By 2015, Kurasu had evolved to focus mainly on coffee wares and coffee equipment for the home. Coffee had always been a central theme in Yoko's upbringing. His parents owned separate Jazz Kissaten’s (Japanese coffee shops) which were in vogue at the time. Even though he didn’t drink coffee until high school, coffee was always around – the scent, beans, vintage equipment, and atmosphere.
Kurasu Kyoto Cafe
In 2015 they moved their operation from Sydney back to Japan while continuing to ship their wares worldwide. One of the most asked questions especially from overseas customers was if they had a physical space they could visit as part or their trip to Japan.
Fast forward to 2016 and a small cafe and showroom opens in Kytoto - a one stop shop for everything coffee. They never looked back and have since opened a second Kyoto location in Fushimi Inari where they roast, and two cafes in Bangkok and Singapore.
"What is coffee to me?" by Yozo Otsuki
Coffee is my passion and it’s what I do right now for a living through Kurasu - spreading the word of Japanese coffee culture and selling beautiful Japanese coffee equipment’s to the world. Coffee has allowed myself to open doors to unlimited possibilities and to be able to connect with amazing people from all over the world. On a personal level, it’s the process to be able to let go of the hassles or busy work schedule for the day. It’s to enjoy the pour, smell, bloom, and the sound of drip. Moreover, coffee is remembering how my mom brewed for me, and how that experience has shaped me to who I am.
How'd it taste?
The aromatics almost screamed Reese's Peanut Butter Cup. A dark chocolate note here and some subtle sweetness (unlike the toothy sweetness of a Reeses). This coffee went down nicely, with some astringency in the finish. We can see why the roaster uses so many juicy/tropical fruit descriptors.

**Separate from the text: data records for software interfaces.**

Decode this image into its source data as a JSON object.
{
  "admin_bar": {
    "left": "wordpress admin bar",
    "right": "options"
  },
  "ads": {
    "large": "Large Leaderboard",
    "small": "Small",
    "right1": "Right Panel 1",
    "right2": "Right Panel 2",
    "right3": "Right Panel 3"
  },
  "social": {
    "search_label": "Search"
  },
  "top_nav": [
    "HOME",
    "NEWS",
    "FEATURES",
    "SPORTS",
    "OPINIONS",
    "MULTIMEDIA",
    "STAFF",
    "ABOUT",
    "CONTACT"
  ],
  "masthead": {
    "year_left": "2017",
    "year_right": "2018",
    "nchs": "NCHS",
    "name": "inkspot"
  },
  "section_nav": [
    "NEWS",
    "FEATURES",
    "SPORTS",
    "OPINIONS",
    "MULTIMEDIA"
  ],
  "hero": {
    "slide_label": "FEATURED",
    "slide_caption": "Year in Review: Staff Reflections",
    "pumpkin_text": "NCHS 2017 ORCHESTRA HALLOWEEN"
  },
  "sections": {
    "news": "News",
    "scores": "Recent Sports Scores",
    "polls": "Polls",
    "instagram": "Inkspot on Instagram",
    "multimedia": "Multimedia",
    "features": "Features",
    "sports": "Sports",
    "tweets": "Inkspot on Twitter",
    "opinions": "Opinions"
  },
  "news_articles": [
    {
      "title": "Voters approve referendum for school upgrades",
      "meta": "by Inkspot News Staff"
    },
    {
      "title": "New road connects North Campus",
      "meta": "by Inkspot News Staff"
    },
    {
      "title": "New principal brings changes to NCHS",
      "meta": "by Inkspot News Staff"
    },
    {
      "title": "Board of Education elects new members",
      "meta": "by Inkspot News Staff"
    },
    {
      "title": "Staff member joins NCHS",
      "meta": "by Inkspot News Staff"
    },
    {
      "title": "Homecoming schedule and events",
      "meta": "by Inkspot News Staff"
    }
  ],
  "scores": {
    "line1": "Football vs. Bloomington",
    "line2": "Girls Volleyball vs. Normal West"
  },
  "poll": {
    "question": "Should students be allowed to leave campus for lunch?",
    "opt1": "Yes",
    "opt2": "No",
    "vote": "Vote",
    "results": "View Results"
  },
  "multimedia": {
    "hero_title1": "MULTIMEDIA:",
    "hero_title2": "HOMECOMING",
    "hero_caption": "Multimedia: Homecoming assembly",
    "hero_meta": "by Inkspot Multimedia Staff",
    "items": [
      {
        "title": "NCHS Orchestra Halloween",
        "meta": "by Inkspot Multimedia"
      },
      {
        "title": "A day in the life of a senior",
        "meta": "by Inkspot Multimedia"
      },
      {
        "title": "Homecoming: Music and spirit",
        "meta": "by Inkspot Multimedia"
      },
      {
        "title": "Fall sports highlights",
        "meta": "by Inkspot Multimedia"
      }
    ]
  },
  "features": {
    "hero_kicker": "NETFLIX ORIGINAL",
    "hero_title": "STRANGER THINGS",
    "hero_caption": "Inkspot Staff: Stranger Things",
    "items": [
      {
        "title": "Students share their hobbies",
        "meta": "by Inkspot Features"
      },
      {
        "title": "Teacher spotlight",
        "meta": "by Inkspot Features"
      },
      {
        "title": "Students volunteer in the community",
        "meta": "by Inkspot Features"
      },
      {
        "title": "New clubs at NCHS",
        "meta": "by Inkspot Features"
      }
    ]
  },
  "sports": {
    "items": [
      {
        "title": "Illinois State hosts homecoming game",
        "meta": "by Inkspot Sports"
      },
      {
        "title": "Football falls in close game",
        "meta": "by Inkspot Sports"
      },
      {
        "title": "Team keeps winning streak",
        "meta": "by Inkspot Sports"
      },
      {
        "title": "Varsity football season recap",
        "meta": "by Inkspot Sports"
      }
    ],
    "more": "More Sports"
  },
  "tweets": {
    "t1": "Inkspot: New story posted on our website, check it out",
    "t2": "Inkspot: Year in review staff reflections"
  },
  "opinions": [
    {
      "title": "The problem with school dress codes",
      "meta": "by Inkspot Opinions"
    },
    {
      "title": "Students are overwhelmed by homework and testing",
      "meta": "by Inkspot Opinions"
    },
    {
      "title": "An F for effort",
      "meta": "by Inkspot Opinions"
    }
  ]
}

Revolver staff had a lot of citrus and juicy tastes in this one:
Satsuma orange in your face. Sweet lemon underneath. Jasmine florals and silky body, reminiscent of green tea. Cools down in to lemonade
What did you think of today's coffee?
We would love to hear from you ❤️
Feel free to share with us any comments below and use #coffeechronicles on social media so we can follow along.
Twenty-three down, and one more to go. What will the last coffee be?
We will see you tomorrow.
– Coffee Chronicles